The MAS or 'Museum Aan de Stroom', in English: 'Museum At the Steam' is a museum and a panoramic viewing point in Antwerp. The MAS tells an innovative story about the city of Antwerp in the world and the world inside the city of Antwerp. It opened in May 2011 en is is designed by 'Neutelings Riedijk Architects'.

The museum is located in the old harbor district of the city and is built between two old small docks. The land area of the museum building is 1,350 m², on a total area of 14,500 m². The total height of the tower building is 62 meters and is a landmark in the city. The panoramic view and the spiral boulevard along the glass areas of the building are free to visit, even till late at night, making it a great tourist attraction. In front of the museum there is a square that's great for daytime meetings or just to chatter along, especially on a sunny day.

You can find the MAS museum at this address:  Hanzestedenplaats 1, Antwerp.

The St. Joris Church in Antwerp

The predecessor of the present church was built in 1314 within the city walls of 'St. Jorispoort'. The present church dates from 1853 and is built in a neo-Gothic style.

In 1846, priest 'Jan Van Cauwenbergh' bought the former church grounds back after they were used to built houses. After the demolition of those houses, architect 'Leon Suys' from Amsterdam began the rebuilding of the new neo-gothic church. The neo-gothic style was a real revolution in Antwerp after 250 years of baroque style building.

As a symbol of the unstoppable faith of the priest, some of the original church's stones were built into in the walls of the new church. In 1853 the church was finished and could be initiated. Later, in 1871 the murals of 'Godfried Guffens' and 'Jan Swerts' were added and initiated by Cardinal Deschamps. The furniture and decoration inside in the church forms one stylistic whole. In the years that follow, the spikes also got their crowns.

You can find the church at this address: Mechelseplein 93, Antwerp.

The Beguinage of Leuven

The Beguinage of Leuven, also known as the 'Ten Hove Beguinage', is a well-preserved, fully restored historic district of streets in the south of the city center. It is one of the largest still existing beguinages in Belgium. It dates back the 13th century. During its heydays in the 17th century there were about 360 beguines living in the small houses, devoting their lives and work only to God.

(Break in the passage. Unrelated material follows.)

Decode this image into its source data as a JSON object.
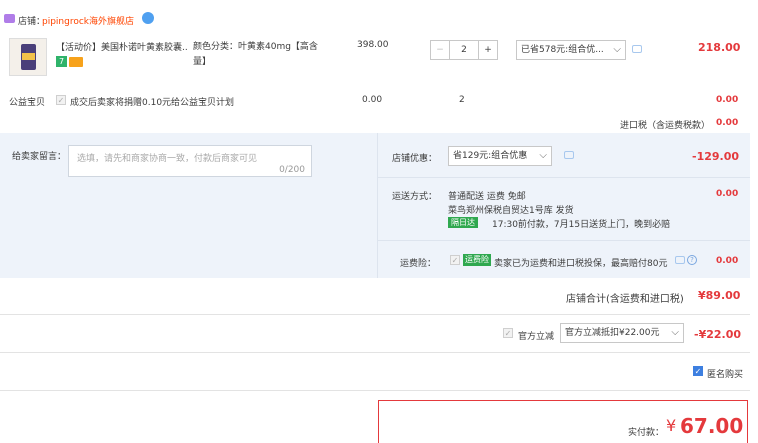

Today you still will find a combination of streets, squares, gardens and parks, with dozens of houses and conventions in traditional sandstone, as well as their church, the 'St. John de Doperkerk'. There are no beguines living there anymore. Nowadays, students, foreign guest, professors and employees of the oldest Catholic university of Europe use the houses during their stay in Leuven.

In 1998, the beguinage of Leuven was registered as a UNESCO World Heritage site. The beguinage and its surroundings are open to the public. You can find it at this address: Groot Begijnhof, Leuven.

The Blind Donkey street in Bruges

The 'Blinde-Ezelstraat', meaning 'The Blind Donkey Street' is a street in the heart of the historic center of Bruges.

It lies between the town hall and the 'Civic Griffon' and runs from 'De Brug' to the Fish Market. According to in a 1490 document, a hostel called 'Den Blinden Ezele' (The Blind Donkey) was situated in that street.

The name 'Blind Donkey' is referred to the brewers' habit of blindfolding the donkeys who had to step into the breweries treadmill and that way preventing them from becoming dizzy stepping in circles for a long time. It was not the only hostel that was wearing that name at the time.